Cessa took a big step forward from his last start against the Red Sox by keeping them scoreless through the first five innings before allowing two runs in the sixth.

 

First impressions: Yankees power their way past Price, Red Sox

First impressions: Yankees power their way past Price, Red Sox

NEW YORK -- First impressions from the Red Sox' 6-4 loss to the Yankees.

 

* As the postseason gets closer, David Price needs to do a better job of keeping the ball in the ballpark.

Price gave up three homers Tuesday night -- a two-run shoot to rookie sensation Gary Sanchez in the first; a solo shot to Didi Gregorius in the sixth; and another two-run belt in the seventh to Tyler Austin.

That's six homers in the last three outings and 29 for the season. It's also the sixth time this season that he's given up multiple homers in the same start, with the three on Tuesday representing a season-high.

Prior to this year, Price had never allowed more than 25 homers in a season. Last season, splitting time between the cavernous Comerica Park in Detroit and the hitter-friendly Rogers Centre, he yielded just 17.

Worse, twice Tuesday the homers came at inauspicious times. In the sixth, the Sox had just closed to within one at 3-2; in the seventh, the Sox had worked t tie the game at 4-4.

 

* For all of the offensive brilliance shown by Mookie Betts, it's easy to forget how good he's been in right field.

Anyone who plays in the same outfield with Jackie Bradley Jr. runs the risk of having his defensive play overshadowed and that's likely the case with Betts.

He's played a Gold Glove-caliber right field, showing good range and instincts -- especially for someone who never played the outfield professionally until about 2 1/2 years ago.

And while Bradley has the stronger arm, Betts has 14 assists, including one Tuesday night.

That took place on a ball in which Betts was initially fooled. With one on, Chase Headley lined a ball to right that Betts seemed to lose in the lights. He went to his knees, fighting the lights, and managed to reach back to make the catch, sprawling. He then had the presence of mind to set himself and fire a throw to first, doubling up Starlin Castro for a mind-blowing double play.

 

* Expanded rosters make a mockery of the game.

In the eighth inning, Joe Girardi and John Farrell combined to burn through six players for one plate appearance.

Righty Blake Parker was set to face Aaron Hill, but Farrell had lefty Travis Shaw announced. Girardi then countered by bringing in lefty Richard Bleier to face Shaw.

Of course, Farrell countered by having righty Chris Young hit for Shaw. Young reached on a fielder's choice, and because Young can't play third, Farrell had insert Deven Marrero at third in the bottom of the inning.
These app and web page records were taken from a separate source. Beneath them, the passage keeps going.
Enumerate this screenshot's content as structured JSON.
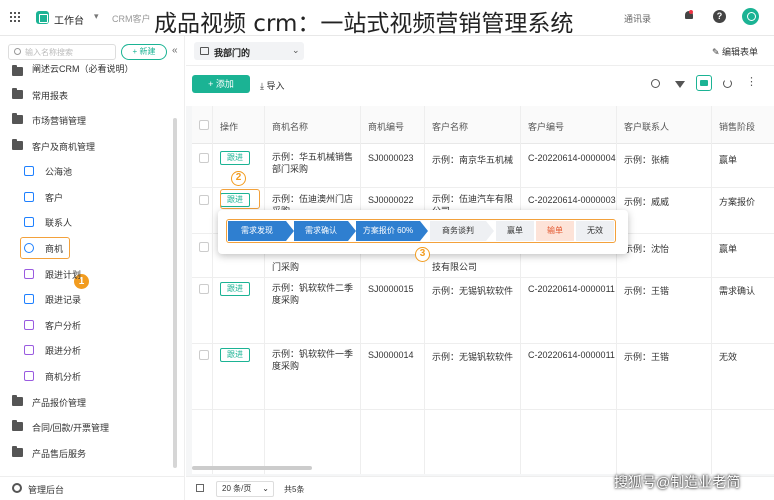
{
  "overlay_title": "成品视频 crm：一站式视频营销管理系统",
  "topbar": {
    "workspace": "工作台",
    "tab": "CRM客户",
    "contacts": "通讯录",
    "help": "?"
  },
  "sidebar": {
    "search_placeholder": "输入名称搜索",
    "new_label": "+ 新建",
    "items": [
      {
        "label": "阐述云CRM（必看说明）"
      },
      {
        "label": "常用报表"
      },
      {
        "label": "市场营销管理"
      },
      {
        "label": "客户及商机管理"
      },
      {
        "label": "公海池"
      },
      {
        "label": "客户"
      },
      {
        "label": "联系人"
      },
      {
        "label": "商机"
      },
      {
        "label": "跟进计划"
      },
      {
        "label": "跟进记录"
      },
      {
        "label": "客户分析"
      },
      {
        "label": "跟进分析"
      },
      {
        "label": "商机分析"
      },
      {
        "label": "产品报价管理"
      },
      {
        "label": "合同/回款/开票管理"
      },
      {
        "label": "产品售后服务"
      }
    ],
    "footer": "管理后台"
  },
  "view": {
    "name": "我部门的",
    "edit_form": "编辑表单"
  },
  "toolbar": {
    "add": "+ 添加",
    "import": "导入"
  },
  "table": {
    "headers": [
      "操作",
      "商机名称",
      "商机编号",
      "客户名称",
      "客户编号",
      "客户联系人",
      "销售阶段"
    ],
    "follow_label": "跟进",
    "rows": [
      {
        "name": "示例：华五机械销售部门采购",
        "code": "SJ0000023",
        "customer": "示例：南京华五机械",
        "cust_code": "C-20220614-0000004",
        "contact": "示例：张楠",
        "stage": "赢单"
      },
      {
        "name": "示例：伍迪澳州门店采购",
        "code": "SJ0000022",
        "customer": "示例：伍迪汽车有限公司",
        "cust_code": "C-20220614-0000003",
        "contact": "示例：威威",
        "stage": "方案报价"
      },
      {
        "name": "门采购",
        "code": "",
        "customer": "技有限公司",
        "cust_code": "",
        "contact": "示例：沈怡",
        "stage": "赢单"
      },
      {
        "name": "示例：钒软软件二季度采购",
        "code": "SJ0000015",
        "customer": "示例：无锡钒软软件",
        "cust_code": "C-20220614-0000011",
        "contact": "示例：王锴",
        "stage": "需求确认"
      },
      {
        "name": "示例：钒软软件一季度采购",
        "code": "SJ0000014",
        "customer": "示例：无锡钒软软件",
        "cust_code": "C-20220614-0000011",
        "contact": "示例：王锴",
        "stage": "无效"
      }
    ]
  },
  "stages": [
    {
      "label": "需求发现"
    },
    {
      "label": "需求确认"
    },
    {
      "label": "方案报价 60%"
    },
    {
      "label": "商务谈判"
    },
    {
      "label": "赢单"
    },
    {
      "label": "输单"
    },
    {
      "label": "无效"
    }
  ],
  "badges": [
    "1",
    "2",
    "3"
  ],
  "pager": {
    "page_size": "20 条/页",
    "total": "共5条"
  },
  "watermark": "搜狐号@制造业老简",
  "colors": {
    "accent": "#1bb394",
    "highlight": "#f3a13b",
    "stage_done": "#2f7fd0",
    "stage_lose": "#e2542b"
  }
}
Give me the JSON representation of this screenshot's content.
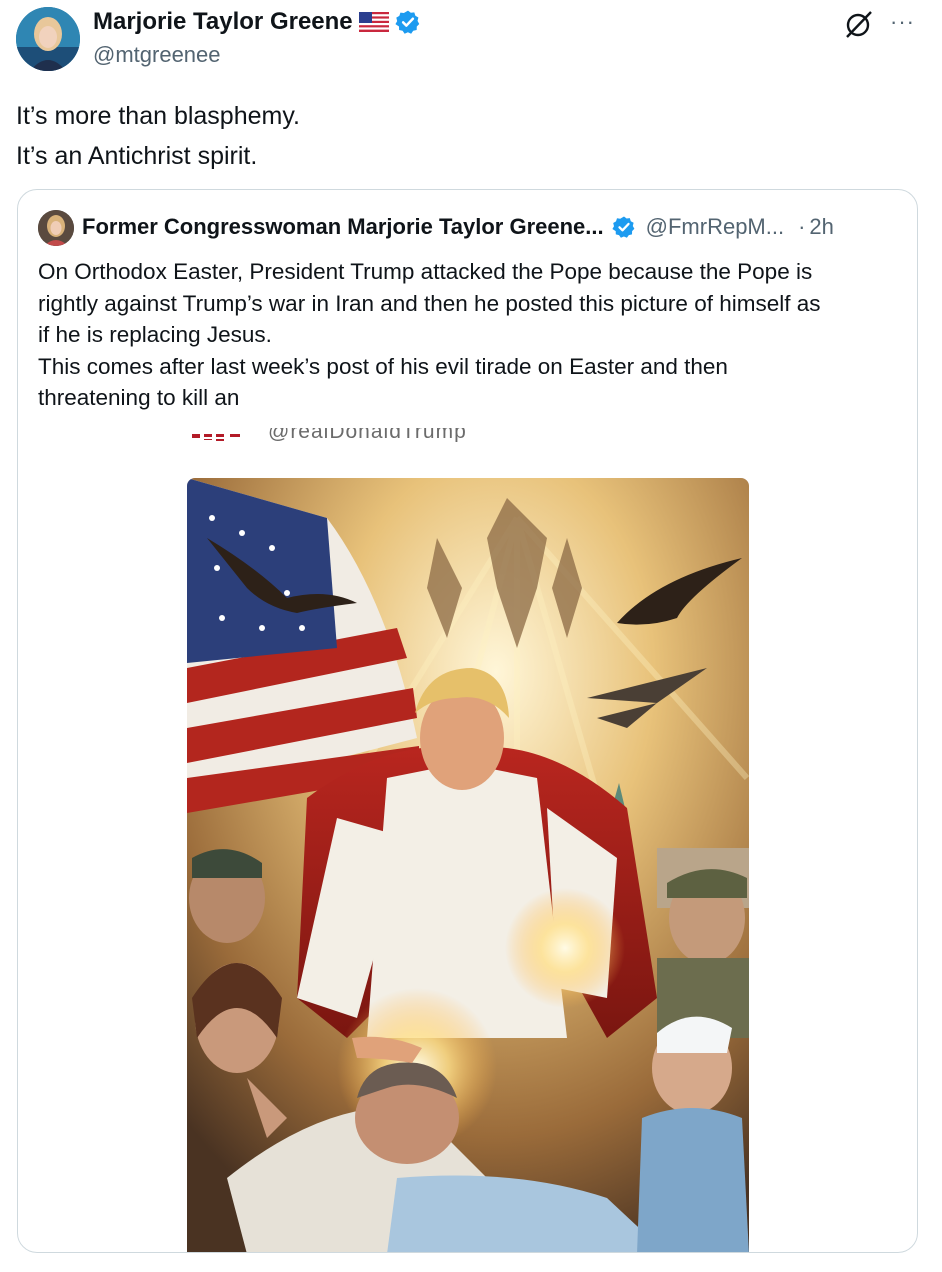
{
  "author": {
    "name": "Marjorie Taylor Greene",
    "handle": "@mtgreenee",
    "flag_icon": "us-flag-icon",
    "verified_icon": "verified-badge-icon"
  },
  "toolbar": {
    "grok_icon": "grok-icon",
    "more_icon": "more-options-icon",
    "more_glyph": "···"
  },
  "tweet": {
    "lines": [
      "It’s more than blasphemy.",
      "It’s an Antichrist spirit."
    ]
  },
  "quote": {
    "name": "Former Congresswoman Marjorie Taylor Greene...",
    "handle": "@FmrRepM...",
    "dot": "·",
    "time": "2h",
    "lines": [
      "On Orthodox Easter, President Trump attacked the Pope because the Pope is",
      "rightly against Trump’s war in Iran and then he posted this picture of himself as",
      "if he is replacing Jesus.",
      "This comes after last week’s post of his evil tirade on Easter and then",
      "threatening to kill an"
    ],
    "media_caption": "@realDonaldTrump"
  },
  "colors": {
    "verified": "#1d9bf0",
    "secondary_text": "#536471",
    "border": "#cfd9de"
  }
}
Four position players and two pitchers in one spot. That couldn't be done in any other month during the season.

So why is it allowed in September?